Hannah: We’ve found that bands have been so supportive of us.
Jade: They’ve been really encouraging, and they’ve often said that teenagers are the best fans to have at gigs, because they’re so uninhibited by acting cool. They’ve got no inhibitions. Yeah, the bands have been really good to us.

Yeah, we spoke to some of Daggers (pictured) after last month’s gig, and they were genuinely amazed at the fact that people had made the effort to travel from Leeds and Sheffield especially to see them.
Nick: Those same kids have come over from Leeds today, actually.
Hannah: We did stuff with Cajun Dance Party last year, and then just the other week they rang us up and said “we have the first album playback, and you can have it for your clubnight,” so it’s nice that they’ve obviously remembered us and kept us in mind.

interview by Kate Goodacre and Hannah Bayfield, April 2008
pictures of Daggers by Kate Goodacre, March 2008

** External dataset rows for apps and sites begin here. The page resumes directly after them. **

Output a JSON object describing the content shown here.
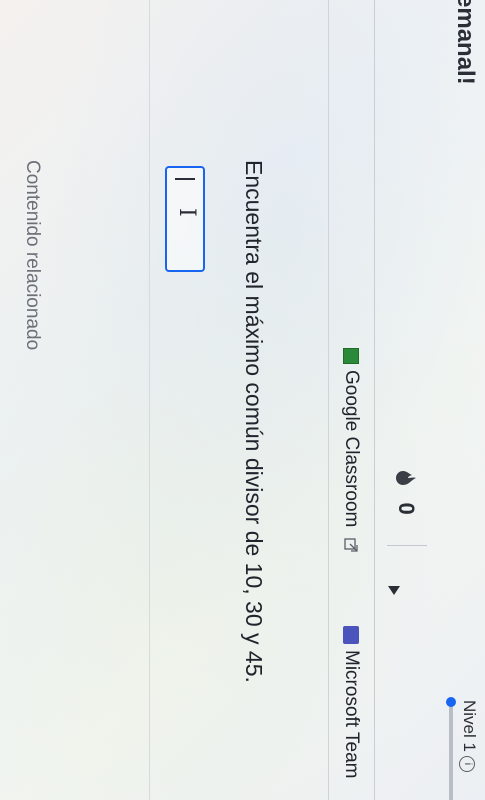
{
  "header": {
    "partial_title": "emanal!",
    "streak_count": "0",
    "level_label": "Nivel 1",
    "info_glyph": "i",
    "progress": 0.0
  },
  "share": {
    "google_classroom_label": "Google Classroom",
    "microsoft_teams_label": "Microsoft Team"
  },
  "exercise": {
    "question": "Encuentra el máximo común divisor de 10, 30 y 45.",
    "answer_value": ""
  },
  "footer": {
    "related_label": "Contenido relacionado"
  },
  "colors": {
    "accent": "#1865f2",
    "text": "#21242c",
    "muted": "#6b6f78",
    "classroom_green": "#2a8a3a",
    "teams_purple": "#4b53bc"
  },
  "icons": {
    "streak": "flame-icon",
    "info": "info-icon",
    "play": "play-icon",
    "external": "external-link-icon",
    "cursor": "text-cursor-icon"
  }
}
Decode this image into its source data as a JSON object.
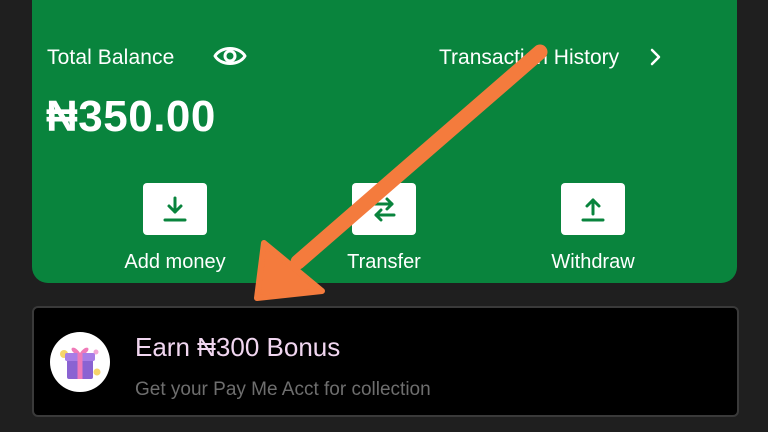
{
  "wallet": {
    "total_label": "Total Balance",
    "history_label": "Transaction History",
    "balance": "₦350.00"
  },
  "actions": [
    {
      "label": "Add money",
      "icon": "download-icon"
    },
    {
      "label": "Transfer",
      "icon": "transfer-icon"
    },
    {
      "label": "Withdraw",
      "icon": "upload-icon"
    }
  ],
  "bonus": {
    "title": "Earn ₦300 Bonus",
    "subtitle": "Get your Pay Me Acct for collection",
    "icon": "gift-icon"
  },
  "colors": {
    "card_green": "#09843d",
    "background": "#1f1f1f",
    "annotation_arrow": "#f47b3d",
    "bonus_title": "#f1d6f0"
  }
}
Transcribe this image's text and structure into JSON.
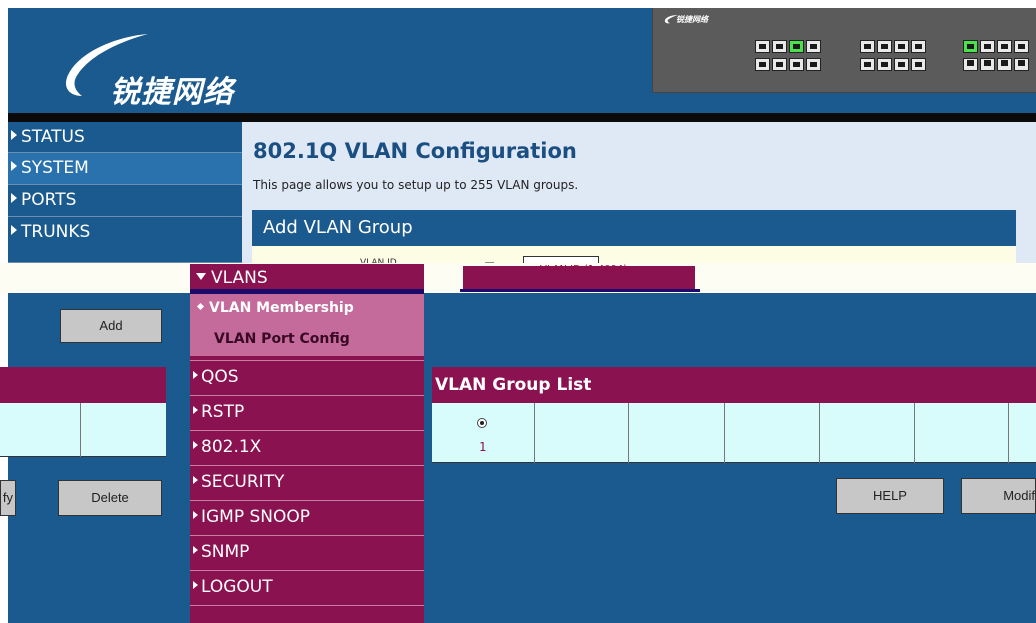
{
  "header": {
    "logo_text": "锐捷网络",
    "switch_brand": "锐捷网络"
  },
  "nav": {
    "items": [
      {
        "label": "STATUS"
      },
      {
        "label": "SYSTEM"
      },
      {
        "label": "PORTS"
      },
      {
        "label": "TRUNKS"
      }
    ],
    "vlans_label": "VLANS",
    "vlan_sub": [
      {
        "label": "VLAN Membership"
      },
      {
        "label": "VLAN Port Config"
      }
    ],
    "more_items": [
      {
        "label": "QOS"
      },
      {
        "label": "RSTP"
      },
      {
        "label": "802.1X"
      },
      {
        "label": "SECURITY"
      },
      {
        "label": "IGMP SNOOP"
      },
      {
        "label": "SNMP"
      },
      {
        "label": "LOGOUT"
      }
    ]
  },
  "main": {
    "title": "802.1Q VLAN Configuration",
    "description": "This page allows you to setup up to 255 VLAN groups.",
    "add_group_header": "Add VLAN Group",
    "vlan_id_label": "VLAN ID",
    "vlan_id_hint": "VLAN ID (1-4094)",
    "group_list_header": "VLAN Group List",
    "group_list": [
      {
        "id": "1",
        "selected": true
      }
    ]
  },
  "buttons": {
    "add": "Add",
    "delete": "Delete",
    "modify_left": "fy",
    "help": "HELP",
    "modify": "Modif"
  },
  "colors": {
    "nav_blue": "#1b5a8e",
    "menu_magenta": "#8b1250",
    "submenu_pink": "#c46b9c",
    "content_bg": "#dfe8f5",
    "list_row": "#d8fbfb"
  }
}
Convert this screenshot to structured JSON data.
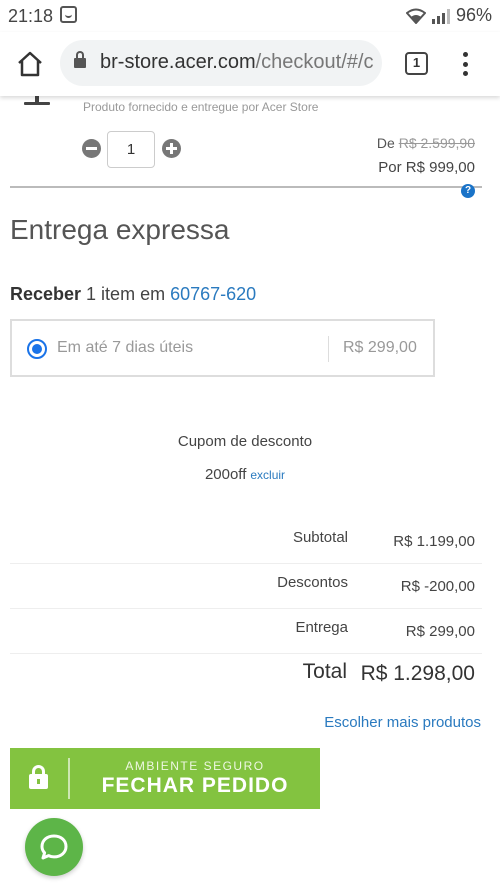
{
  "status_bar": {
    "time": "21:18",
    "battery": "96%",
    "icons": [
      "app-notification-icon",
      "wifi-icon",
      "signal-icon"
    ]
  },
  "browser": {
    "url_domain": "br-store.acer.com",
    "url_path": "/checkout/#/c",
    "tab_count": "1",
    "icons": [
      "home-icon",
      "lock-icon",
      "more-vert-icon"
    ]
  },
  "product": {
    "seller": "Produto fornecido e entregue por Acer Store",
    "quantity": "1",
    "price_from_label": "De",
    "price_from_value": "R$ 2.599,90",
    "price_to": "Por R$ 999,00"
  },
  "delivery": {
    "title": "Entrega expressa",
    "receive_label": "Receber",
    "receive_items": " 1 item em ",
    "postal_code": "60767-620",
    "option_label": "Em até 7 dias úteis",
    "option_price": "R$ 299,00",
    "option_selected": true
  },
  "coupon": {
    "title": "Cupom de desconto",
    "code": "200off",
    "remove_label": "excluir"
  },
  "totals": {
    "rows": [
      {
        "label": "Subtotal",
        "value": "R$ 1.199,00"
      },
      {
        "label": "Descontos",
        "value": "R$ -200,00"
      },
      {
        "label": "Entrega",
        "value": "R$ 299,00"
      }
    ],
    "grand_label": "Total",
    "grand_value": "R$ 1.298,00"
  },
  "links": {
    "more_products": "Escolher mais produtos"
  },
  "checkout": {
    "secure_label": "AMBIENTE SEGURO",
    "button_label": "FECHAR PEDIDO"
  },
  "colors": {
    "accent_blue": "#2a7abf",
    "checkout_green": "#83c340",
    "chat_green": "#5db548"
  }
}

Same Teens host Lowline at Zavvi this Saturday, May 31st - doors are at 15:30 and entry is free. They DJ for Black Kids at Lancaster Library on Saturday, June 7th as part of Get It Loud In Libraries, and will also be DJing at the Kendal Calling festival between August 1st and 3rd. Find out more on their numerous exploits at www.myspace.com/sameteensmanchester.